- Exercise: Below are the records; pull every line that includes "вроде".

- Records provided:

|---|

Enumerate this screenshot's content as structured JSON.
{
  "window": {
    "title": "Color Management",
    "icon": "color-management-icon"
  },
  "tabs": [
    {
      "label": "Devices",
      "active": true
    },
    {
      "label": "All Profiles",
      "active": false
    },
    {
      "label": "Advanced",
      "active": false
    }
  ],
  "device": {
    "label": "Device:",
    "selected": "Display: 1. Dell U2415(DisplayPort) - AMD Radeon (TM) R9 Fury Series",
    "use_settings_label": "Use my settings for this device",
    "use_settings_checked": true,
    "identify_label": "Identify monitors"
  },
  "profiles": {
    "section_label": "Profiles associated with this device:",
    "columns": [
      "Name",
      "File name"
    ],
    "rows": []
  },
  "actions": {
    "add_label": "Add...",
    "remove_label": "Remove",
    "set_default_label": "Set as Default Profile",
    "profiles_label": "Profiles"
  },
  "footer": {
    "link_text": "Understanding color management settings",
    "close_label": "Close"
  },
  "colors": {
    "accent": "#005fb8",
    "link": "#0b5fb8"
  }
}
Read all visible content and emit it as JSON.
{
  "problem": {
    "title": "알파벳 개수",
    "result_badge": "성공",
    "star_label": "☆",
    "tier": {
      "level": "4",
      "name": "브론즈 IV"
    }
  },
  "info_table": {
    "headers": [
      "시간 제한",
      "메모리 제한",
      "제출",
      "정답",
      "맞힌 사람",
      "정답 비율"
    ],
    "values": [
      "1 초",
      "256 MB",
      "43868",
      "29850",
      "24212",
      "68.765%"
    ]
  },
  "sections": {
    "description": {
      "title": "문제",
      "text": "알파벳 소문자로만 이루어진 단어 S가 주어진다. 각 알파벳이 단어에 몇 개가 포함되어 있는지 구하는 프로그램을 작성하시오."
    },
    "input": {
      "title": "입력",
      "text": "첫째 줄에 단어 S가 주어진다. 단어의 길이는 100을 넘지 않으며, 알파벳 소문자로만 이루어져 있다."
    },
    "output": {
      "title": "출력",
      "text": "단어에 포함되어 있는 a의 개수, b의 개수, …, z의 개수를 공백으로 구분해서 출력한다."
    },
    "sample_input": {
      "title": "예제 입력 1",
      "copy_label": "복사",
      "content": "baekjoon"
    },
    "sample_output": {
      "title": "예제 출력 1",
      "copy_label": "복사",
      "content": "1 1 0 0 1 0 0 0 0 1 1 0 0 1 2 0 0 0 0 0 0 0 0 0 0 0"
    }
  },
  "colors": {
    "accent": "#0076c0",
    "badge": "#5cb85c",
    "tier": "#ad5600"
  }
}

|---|

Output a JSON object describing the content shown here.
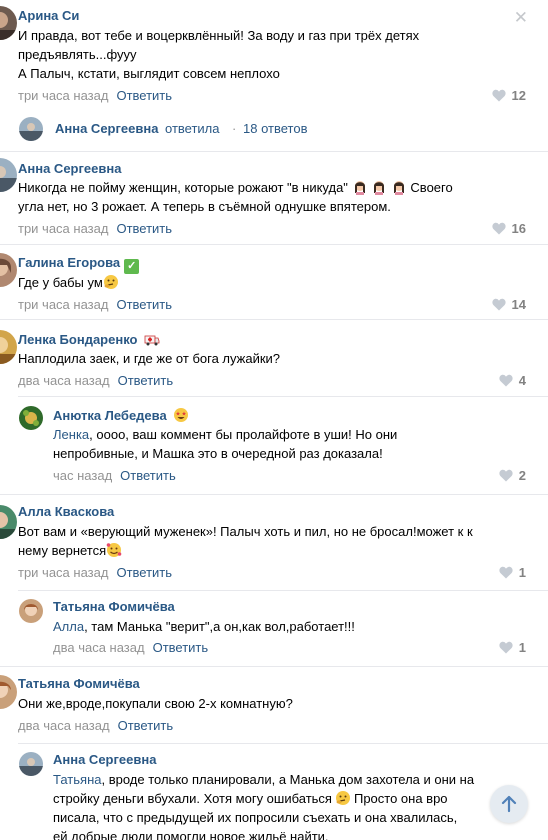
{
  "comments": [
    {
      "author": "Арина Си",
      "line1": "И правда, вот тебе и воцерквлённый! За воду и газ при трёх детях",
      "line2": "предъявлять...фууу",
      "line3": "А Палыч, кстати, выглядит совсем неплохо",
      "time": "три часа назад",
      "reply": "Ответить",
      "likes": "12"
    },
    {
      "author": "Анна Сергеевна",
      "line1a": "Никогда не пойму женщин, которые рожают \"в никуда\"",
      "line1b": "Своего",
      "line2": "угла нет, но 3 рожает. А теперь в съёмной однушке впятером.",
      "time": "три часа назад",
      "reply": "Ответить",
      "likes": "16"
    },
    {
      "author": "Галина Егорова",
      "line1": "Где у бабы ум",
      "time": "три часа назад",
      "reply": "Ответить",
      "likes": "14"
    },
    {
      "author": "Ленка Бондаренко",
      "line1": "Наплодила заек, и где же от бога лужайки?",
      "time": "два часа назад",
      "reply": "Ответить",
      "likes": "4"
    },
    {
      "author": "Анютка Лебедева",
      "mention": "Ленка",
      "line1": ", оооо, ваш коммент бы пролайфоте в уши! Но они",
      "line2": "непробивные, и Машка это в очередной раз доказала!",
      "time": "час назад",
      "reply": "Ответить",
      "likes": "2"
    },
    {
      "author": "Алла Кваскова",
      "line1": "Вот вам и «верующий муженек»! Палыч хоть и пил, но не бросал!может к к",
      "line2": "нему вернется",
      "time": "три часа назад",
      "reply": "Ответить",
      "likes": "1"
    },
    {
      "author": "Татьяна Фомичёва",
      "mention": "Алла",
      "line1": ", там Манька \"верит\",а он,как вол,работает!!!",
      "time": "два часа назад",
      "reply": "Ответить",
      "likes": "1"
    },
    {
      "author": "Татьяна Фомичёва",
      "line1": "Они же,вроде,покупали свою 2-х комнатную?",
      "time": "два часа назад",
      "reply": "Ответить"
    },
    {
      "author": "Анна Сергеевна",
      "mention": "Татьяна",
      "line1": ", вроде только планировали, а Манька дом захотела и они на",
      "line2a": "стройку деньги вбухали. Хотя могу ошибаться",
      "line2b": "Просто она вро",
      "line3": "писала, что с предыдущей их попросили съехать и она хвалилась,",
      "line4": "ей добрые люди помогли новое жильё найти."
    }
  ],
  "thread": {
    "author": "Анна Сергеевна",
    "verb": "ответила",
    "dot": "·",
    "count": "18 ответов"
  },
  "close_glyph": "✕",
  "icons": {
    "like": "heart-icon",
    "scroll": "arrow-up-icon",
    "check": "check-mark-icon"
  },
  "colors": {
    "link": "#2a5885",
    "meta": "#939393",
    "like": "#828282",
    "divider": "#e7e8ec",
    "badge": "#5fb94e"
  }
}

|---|

- Written response:
      "line1": "Они же,вроде,покупали свою 2-х комнатную?",
      "line1": ", вроде только планировали, а Манька дом захотела и они на",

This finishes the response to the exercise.